So what would be involved in each of these stages?

  1. Preliminary assessment of judgement: Does the judgement meet the definition of an expert judgement? How material is it? If it is not very material, then it is unlikely to be sensible to expend the same amount of time and effort as for an expert judgement.
  2. Defining the problem: There are several aspects to this important stage e.g. articulating the need for the judgement, identifying suitable experts, and preparing a brief for those experts.
  3. Elicitation of expertise: This involves deciding on the best approach to obtaining the information from the experts, analysing their views and then going back to ask for clarity where necessary.
  4. Decision making: Decisions makers will be scrutinising the views of the experts along with their own sources of information to reach an informed decision.
  5. On-going monitoring: This will involve regular scheduled reviews as mentioned previously, but also the monitoring of triggers which would result in the need for unscheduled reviews e.g. the occurrence of a pandemic.

Uncertainties around judgements
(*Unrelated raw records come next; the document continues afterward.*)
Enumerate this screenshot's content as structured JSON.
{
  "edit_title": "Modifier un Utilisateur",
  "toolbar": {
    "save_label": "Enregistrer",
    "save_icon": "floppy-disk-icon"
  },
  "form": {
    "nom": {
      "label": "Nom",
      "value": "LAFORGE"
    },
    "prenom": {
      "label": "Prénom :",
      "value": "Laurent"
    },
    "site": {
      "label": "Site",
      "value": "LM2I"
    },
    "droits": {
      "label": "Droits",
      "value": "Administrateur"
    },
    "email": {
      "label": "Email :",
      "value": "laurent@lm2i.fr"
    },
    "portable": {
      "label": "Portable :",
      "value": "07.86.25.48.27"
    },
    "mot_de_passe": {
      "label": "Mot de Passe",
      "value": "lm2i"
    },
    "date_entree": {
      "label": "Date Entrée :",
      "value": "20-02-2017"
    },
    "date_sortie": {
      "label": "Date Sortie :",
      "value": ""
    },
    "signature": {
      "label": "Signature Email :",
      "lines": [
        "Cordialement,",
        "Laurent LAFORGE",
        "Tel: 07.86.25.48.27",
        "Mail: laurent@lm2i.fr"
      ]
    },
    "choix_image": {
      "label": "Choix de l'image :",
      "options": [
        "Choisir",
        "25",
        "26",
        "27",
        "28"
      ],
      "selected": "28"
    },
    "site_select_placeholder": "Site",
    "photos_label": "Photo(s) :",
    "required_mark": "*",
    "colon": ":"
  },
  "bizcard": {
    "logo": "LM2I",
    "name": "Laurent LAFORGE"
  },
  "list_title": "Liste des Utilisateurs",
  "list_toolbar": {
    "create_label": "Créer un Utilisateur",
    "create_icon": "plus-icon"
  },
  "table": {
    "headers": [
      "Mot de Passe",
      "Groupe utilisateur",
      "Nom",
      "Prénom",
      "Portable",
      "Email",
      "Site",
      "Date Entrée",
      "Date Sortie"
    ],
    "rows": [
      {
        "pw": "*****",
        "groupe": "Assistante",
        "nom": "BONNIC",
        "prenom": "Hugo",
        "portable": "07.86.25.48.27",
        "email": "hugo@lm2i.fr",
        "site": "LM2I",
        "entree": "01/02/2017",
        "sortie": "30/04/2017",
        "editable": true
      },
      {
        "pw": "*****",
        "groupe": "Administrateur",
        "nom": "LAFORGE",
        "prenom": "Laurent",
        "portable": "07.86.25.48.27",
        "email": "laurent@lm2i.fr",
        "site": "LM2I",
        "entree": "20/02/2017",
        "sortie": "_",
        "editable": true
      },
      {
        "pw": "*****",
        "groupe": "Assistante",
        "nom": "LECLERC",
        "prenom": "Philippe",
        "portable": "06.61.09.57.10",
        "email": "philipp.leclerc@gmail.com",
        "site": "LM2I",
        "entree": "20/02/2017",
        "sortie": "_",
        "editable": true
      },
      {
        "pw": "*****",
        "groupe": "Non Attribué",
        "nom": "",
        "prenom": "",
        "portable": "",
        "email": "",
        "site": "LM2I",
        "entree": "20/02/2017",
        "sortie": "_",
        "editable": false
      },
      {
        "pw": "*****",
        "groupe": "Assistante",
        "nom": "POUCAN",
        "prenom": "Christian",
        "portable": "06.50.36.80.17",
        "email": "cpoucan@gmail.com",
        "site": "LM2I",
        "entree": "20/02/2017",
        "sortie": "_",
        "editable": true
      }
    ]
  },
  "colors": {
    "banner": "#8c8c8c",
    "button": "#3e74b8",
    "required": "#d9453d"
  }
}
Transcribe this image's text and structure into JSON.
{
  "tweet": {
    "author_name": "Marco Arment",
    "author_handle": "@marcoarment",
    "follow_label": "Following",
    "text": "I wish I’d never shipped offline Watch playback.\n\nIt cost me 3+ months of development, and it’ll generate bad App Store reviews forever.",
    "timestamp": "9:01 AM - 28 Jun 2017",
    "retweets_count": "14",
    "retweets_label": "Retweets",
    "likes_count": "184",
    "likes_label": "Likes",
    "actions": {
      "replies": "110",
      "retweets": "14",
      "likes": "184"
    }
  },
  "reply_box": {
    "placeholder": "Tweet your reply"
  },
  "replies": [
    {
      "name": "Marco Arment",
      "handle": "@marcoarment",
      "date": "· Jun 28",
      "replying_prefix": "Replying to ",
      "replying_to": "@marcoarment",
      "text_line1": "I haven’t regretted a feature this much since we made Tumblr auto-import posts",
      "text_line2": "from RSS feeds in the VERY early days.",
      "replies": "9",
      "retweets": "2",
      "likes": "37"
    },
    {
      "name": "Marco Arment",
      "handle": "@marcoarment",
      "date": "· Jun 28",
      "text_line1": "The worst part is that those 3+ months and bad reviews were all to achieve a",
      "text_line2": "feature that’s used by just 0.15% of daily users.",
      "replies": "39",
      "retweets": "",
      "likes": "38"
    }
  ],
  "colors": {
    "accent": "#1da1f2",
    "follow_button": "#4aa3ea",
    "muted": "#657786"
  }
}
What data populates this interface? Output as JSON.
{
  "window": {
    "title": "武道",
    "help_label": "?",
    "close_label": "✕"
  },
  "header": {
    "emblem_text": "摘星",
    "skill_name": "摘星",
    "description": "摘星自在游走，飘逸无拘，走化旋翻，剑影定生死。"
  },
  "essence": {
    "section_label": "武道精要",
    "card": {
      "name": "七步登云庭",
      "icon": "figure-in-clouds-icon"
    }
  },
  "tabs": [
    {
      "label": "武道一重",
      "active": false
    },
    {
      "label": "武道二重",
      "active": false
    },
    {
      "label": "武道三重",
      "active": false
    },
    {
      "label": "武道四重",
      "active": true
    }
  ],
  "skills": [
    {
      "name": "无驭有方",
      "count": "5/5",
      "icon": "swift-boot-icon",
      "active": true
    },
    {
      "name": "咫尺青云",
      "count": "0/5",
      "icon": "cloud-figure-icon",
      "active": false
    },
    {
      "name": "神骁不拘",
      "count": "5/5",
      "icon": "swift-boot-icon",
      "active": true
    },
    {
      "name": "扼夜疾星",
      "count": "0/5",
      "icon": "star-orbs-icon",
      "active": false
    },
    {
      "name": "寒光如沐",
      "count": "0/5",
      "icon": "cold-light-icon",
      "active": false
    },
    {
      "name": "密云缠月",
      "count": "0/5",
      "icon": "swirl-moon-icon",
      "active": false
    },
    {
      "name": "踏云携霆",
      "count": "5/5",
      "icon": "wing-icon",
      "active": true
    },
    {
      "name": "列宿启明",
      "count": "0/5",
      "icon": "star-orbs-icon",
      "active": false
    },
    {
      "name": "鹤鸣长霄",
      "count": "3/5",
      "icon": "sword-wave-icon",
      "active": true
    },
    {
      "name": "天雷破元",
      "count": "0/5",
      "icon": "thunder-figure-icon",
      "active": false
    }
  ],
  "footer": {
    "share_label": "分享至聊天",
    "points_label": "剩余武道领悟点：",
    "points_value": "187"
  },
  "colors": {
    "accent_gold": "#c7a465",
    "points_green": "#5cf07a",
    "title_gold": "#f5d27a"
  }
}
While experts may often state a point estimate of their expert judgement, it is important to recognise that there will usually be a range around this point estimate which they would consider to be plausible. As such, it is useful to ask each expert for a plausible range around their estimate e.g. what would they consider to be the 25th and 75th percentiles around their central estimate. This converts into that expert’s plausible range. When you then get the views of several experts, all their individual plausible ranges can be combined to give a sense of an overall plausible range for the expert judgement in question; in effect, an indication of the level of uncertainty around that judgement. The plausible range then feeds into the impact range, providing an indication of the sensitivity of the output metrics of interest to the uncertainty around the judgement, as illustrated in the diagram below:

Conclusions

Expert judgement is inherent in models. It is something that will always be required, and we should embrace it rather than shy away from it. The framework that we have touched upon in this article (i.e. having an expert judgement policy; a sensible governance structure; a robust, but proportionate process tailored to the company’s needs; all backed up by good documentation, validation and monitoring) should facilitate a successful approach to expert judgement.

I would like to finish with one final thought: by its nature, the correct answer is unknown – possibly even unknowable – and to think otherwise is potentially dangerous. It is important to always keep this at the forefront of our minds when considering expert judgements.

Conor Marshall

February 2021

[1] ‘Expert Judgement’ paper by Roger Austin and other members of the IFoA’s Solvency & Capital Management Working Party